KTM 1290 Super Duke GT (Long-term Test) Part 1

I have to be honest; the first time I rode the Super Duke GT last year, I wasn’t sure I liked it. It seemed harsh and brash and really unrefined and not sure of its identity and I got off it feeling as confused as the bike seemed to be.

And this bothered me; how could it be so bad?

And therein lies the beauty of the long-term test bike. Having a bike for two days, as we often do, teaches you nothing about it of significance.

But get to live with a bike on a day-to-day basis and things start to fall into place. In the first month of ownership, the Super Duke GT has demonstrated abilities and qualities that I had completely missed the first time around and, guess what; I now absolutely love it.

Some motorcycles have no one particular standout feature. I’m not saying that as a bad thing; they are good in all departments but with no one element that really stands out. And then there is the breed of bikes that are defined by one element.

And the element that defines the Super Duke GT is the engine!

Normally, when a manufacturer takes a bike and modifies it into a different role, they play around with the settings, often to cries from customers of ‘Why?’ Either they soften the suspension or de-tune the engine, or some other pointless exercise.

KTM hasn’t done that; this is the same insane motorcycle that the 1290 Super Duke R is but with a lot more practicality added. The engine is rough and brash but you can forgive it everything because, like a Northern English football fan, it’s always up for a bit of a fight. The performance is enormous; it’s unbelievably quick. It’s just not the engine you’d expect in a practical bike but because of that, it’s brilliant. It’s added a new dimension to touring bikes; this is a touring bike that has sharp teeth.
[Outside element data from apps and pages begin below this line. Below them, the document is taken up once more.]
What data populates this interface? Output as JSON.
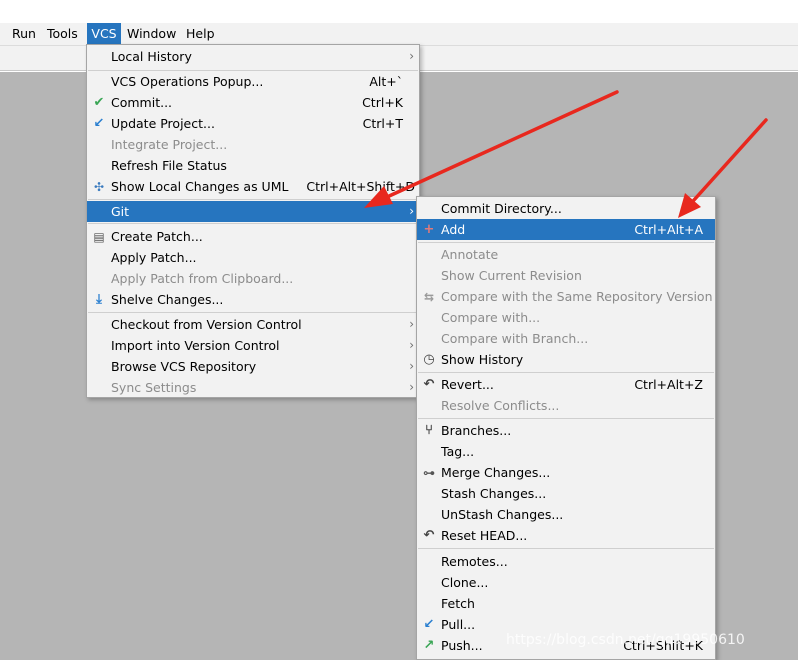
{
  "menubar": {
    "items": [
      {
        "label": "Run",
        "active": false
      },
      {
        "label": "Tools",
        "active": false
      },
      {
        "label": "VCS",
        "active": true
      },
      {
        "label": "Window",
        "active": false
      },
      {
        "label": "Help",
        "active": false
      }
    ]
  },
  "vcs_menu": {
    "items": [
      {
        "label": "Local History",
        "submenu": true
      },
      {
        "label": "VCS Operations Popup...",
        "shortcut": "Alt+`"
      },
      {
        "label": "Commit...",
        "shortcut": "Ctrl+K",
        "icon": "check-icon"
      },
      {
        "label": "Update Project...",
        "shortcut": "Ctrl+T",
        "icon": "update-arrow-icon"
      },
      {
        "label": "Integrate Project...",
        "disabled": true
      },
      {
        "label": "Refresh File Status"
      },
      {
        "label": "Show Local Changes as UML",
        "shortcut": "Ctrl+Alt+Shift+D",
        "icon": "uml-icon"
      },
      {
        "label": "Git",
        "submenu": true,
        "selected": true
      },
      {
        "label": "Create Patch...",
        "icon": "patch-icon"
      },
      {
        "label": "Apply Patch..."
      },
      {
        "label": "Apply Patch from Clipboard...",
        "disabled": true
      },
      {
        "label": "Shelve Changes...",
        "icon": "shelve-icon"
      },
      {
        "label": "Checkout from Version Control",
        "submenu": true
      },
      {
        "label": "Import into Version Control",
        "submenu": true
      },
      {
        "label": "Browse VCS Repository",
        "submenu": true
      },
      {
        "label": "Sync Settings",
        "submenu": true,
        "disabled": true
      }
    ]
  },
  "git_menu": {
    "items": [
      {
        "label": "Commit Directory..."
      },
      {
        "label": "Add",
        "shortcut": "Ctrl+Alt+A",
        "selected": true,
        "icon": "plus-icon"
      },
      {
        "label": "Annotate",
        "disabled": true
      },
      {
        "label": "Show Current Revision",
        "disabled": true
      },
      {
        "label": "Compare with the Same Repository Version",
        "disabled": true,
        "icon": "compare-icon"
      },
      {
        "label": "Compare with...",
        "disabled": true
      },
      {
        "label": "Compare with Branch...",
        "disabled": true
      },
      {
        "label": "Show History",
        "icon": "history-clock-icon"
      },
      {
        "label": "Revert...",
        "shortcut": "Ctrl+Alt+Z",
        "icon": "revert-icon"
      },
      {
        "label": "Resolve Conflicts...",
        "disabled": true
      },
      {
        "label": "Branches...",
        "icon": "branch-icon"
      },
      {
        "label": "Tag..."
      },
      {
        "label": "Merge Changes...",
        "icon": "merge-icon"
      },
      {
        "label": "Stash Changes..."
      },
      {
        "label": "UnStash Changes..."
      },
      {
        "label": "Reset HEAD...",
        "icon": "reset-icon"
      },
      {
        "label": "Remotes..."
      },
      {
        "label": "Clone..."
      },
      {
        "label": "Fetch"
      },
      {
        "label": "Pull...",
        "icon": "pull-arrow-icon"
      },
      {
        "label": "Push...",
        "shortcut": "Ctrl+Shift+K",
        "icon": "push-arrow-icon"
      }
    ]
  },
  "colors": {
    "selection": "#2675bf",
    "menu_bg": "#f2f2f2",
    "workspace": "#b5b5b5",
    "annotation_arrow": "#e8281e",
    "check": "#3aa655",
    "update": "#2a7fd0"
  },
  "watermark": "https://blog.csdn.net/qq19950610"
}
The chassis remains sharp and dynamic suspended by WP semi-active suspension.

Comfort is a whole lot better than you would think looking at that thin seat cushion. The riding position is sporty but on the right side of comfort for long days in the saddle. Wind protection is good without being spectacular but there’s no buffeting. Standard equipment is very comprehensive but more about that in a later post. It’s not perfect but I don’t want to dwell on that either at the moment.

Because for now I’m just blown away by this bike and I want you to concentrate on that.

The best route between two far-divided points on a map is never the straightest one and with the 1290 Super Duke GT, KTM has built a bike that can handle long, boring, mile-eating stretches with ease and then, when you want to turn up the wick and have some fun, it can handle that also. Not just handle it, but revel in it. On this bike, the best route could also be the fastest!

To end on, a bit of owner advice; make sure you budget for tyres. More specifically, the back tyre. This Pirelli Angel GT tyre comes as standard equipment on GTs and, as you can see if you use all the torque available – and there is a lot and you will use it all the time – this is going to happen in 8,000kms. Square and ruined! Something to consider when calculating running costs.

For more information visit: www.ktm.com/za

Harry has been obsessing about motorbikes for over 45 years, riding them for 38 years and writing and talking about them for 13 years. In that time, he has ridden everything from an Aprilia to a Zundapp, from the 1920s to the 2020s. His favourites are the ones that didn’t break down and leave him stranded. While he loves the convenience of modern bikes, he likes nothing better than getting his hands dirty keeping old bikes running, just as long as it’s not by the roadside! Old enough to know better and young enough not to care, he knows you don’t stop riding when you get old, you get old when you stop riding.